As we all know, the Sandy Bridge platform is strict in terms of locking the FSB on their chips, once only gets access to multiplier adjustment done through the K-series, ruining all the fun enthusiasts used to have in terms of overclocking.
Perhaps taking a few lessons from this will leave the next generation 22nm Ivy Bridge with some changes; that too unfortunately very limited. Due to a single clock generator controlling the speed of all electrical buses, overclocking of LGA-1155 compatible processors beyond the default 100 MHz base clock speed is very limited, up to 5-7% without other hardware components failing. Thus, Sandy Bridge is very limited when it comes to overclocking; mainly due to the internal clock generator on the processor, rather than traditionally being placed on chipsets.

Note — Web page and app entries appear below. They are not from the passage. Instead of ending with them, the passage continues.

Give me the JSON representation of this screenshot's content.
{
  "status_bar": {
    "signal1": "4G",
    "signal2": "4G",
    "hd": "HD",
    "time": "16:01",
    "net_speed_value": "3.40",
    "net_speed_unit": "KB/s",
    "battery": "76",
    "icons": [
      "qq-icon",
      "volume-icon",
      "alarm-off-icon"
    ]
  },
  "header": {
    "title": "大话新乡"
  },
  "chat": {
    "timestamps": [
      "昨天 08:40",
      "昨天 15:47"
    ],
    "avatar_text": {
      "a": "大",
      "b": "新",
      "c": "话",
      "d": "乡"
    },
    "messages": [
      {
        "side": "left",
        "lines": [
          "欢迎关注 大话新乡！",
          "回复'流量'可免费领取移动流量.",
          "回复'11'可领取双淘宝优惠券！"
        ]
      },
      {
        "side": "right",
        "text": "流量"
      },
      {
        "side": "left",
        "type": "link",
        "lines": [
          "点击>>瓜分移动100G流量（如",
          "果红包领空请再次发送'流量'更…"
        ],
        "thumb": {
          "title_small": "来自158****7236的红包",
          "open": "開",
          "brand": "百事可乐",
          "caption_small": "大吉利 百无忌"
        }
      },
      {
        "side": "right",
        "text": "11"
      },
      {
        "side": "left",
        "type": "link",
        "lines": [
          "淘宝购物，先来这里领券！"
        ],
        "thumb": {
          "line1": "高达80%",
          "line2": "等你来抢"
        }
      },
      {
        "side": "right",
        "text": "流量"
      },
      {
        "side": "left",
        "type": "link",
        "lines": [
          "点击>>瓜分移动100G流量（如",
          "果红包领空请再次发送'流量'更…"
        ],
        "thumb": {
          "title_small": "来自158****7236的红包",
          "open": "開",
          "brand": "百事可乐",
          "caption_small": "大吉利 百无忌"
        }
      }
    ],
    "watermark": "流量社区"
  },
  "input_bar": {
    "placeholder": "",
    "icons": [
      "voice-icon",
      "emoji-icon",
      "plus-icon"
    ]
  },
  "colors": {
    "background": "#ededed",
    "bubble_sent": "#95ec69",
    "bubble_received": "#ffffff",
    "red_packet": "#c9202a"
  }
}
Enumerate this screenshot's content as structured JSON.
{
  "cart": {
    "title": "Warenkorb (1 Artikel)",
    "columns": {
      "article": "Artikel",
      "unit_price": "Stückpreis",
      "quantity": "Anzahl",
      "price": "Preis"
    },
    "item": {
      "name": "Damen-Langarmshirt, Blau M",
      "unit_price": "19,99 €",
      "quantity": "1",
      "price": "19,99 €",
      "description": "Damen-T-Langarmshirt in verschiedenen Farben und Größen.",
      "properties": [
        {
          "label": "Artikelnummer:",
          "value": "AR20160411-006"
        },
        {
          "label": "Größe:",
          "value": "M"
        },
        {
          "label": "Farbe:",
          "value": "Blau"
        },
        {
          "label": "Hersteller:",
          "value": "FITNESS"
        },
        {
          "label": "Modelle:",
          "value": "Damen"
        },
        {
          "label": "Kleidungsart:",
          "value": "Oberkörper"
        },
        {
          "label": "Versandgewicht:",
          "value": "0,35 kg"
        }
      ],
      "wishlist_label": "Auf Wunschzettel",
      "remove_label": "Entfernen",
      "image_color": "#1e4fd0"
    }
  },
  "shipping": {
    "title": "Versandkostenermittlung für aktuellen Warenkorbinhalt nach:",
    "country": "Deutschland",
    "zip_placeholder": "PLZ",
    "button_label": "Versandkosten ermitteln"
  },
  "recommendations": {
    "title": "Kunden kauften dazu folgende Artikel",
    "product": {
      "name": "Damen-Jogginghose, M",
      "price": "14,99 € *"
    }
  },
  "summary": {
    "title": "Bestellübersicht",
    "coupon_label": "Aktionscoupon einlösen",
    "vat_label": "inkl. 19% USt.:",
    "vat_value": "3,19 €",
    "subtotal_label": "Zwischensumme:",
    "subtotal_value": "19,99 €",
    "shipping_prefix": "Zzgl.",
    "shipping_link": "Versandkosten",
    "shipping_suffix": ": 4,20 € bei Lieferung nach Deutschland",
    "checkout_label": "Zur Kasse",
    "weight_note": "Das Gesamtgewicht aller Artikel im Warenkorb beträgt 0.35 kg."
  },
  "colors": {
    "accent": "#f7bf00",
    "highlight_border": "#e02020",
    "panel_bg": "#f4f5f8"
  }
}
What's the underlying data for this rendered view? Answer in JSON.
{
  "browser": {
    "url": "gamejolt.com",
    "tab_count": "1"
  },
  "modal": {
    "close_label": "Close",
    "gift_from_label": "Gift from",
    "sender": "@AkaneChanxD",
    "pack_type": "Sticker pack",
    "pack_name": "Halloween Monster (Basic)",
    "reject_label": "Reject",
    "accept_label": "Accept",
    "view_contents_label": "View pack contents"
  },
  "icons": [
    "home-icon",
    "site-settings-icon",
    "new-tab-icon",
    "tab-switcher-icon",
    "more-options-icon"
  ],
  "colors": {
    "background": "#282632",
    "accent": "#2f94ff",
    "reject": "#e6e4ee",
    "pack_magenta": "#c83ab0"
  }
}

So as Ivy Bridge will be backward compatible with the current chipsets, it won’t be completely open to the natural frequency, but still the guys at Intel are still trying to make up for the ground they lost with another feature used in the past times.
Old enthusiasts much remember the Pentium 2 era when there used to be a super-FSB with DIP switch that allowed us to choose between parameters of 66MHz, 84MHz, 100MHz and so on. Hence, Ivy Bridge is likely to have that feature that will allow overclockers to switch between its FSB back and forth, with each increment in the FSB up and down to about 5 percent of the space. For example, a bus speed of 100 MHz down to 95 MHz and upto 105 MHz respectively.
Also, one should expect the Ivy Bridge chips to support speeds of native DDR3-2133 MHz as there is a clear possibility of the future boards having DDR3-3000 MHz support as well! Even though the current Sandy Bridge chips run at DDR3-1333 MHz, it’s likely to happen since as you may have heard about AMD’s upcoming Bulldozers and APU’s running at a native DDR3-1866MHz speeds.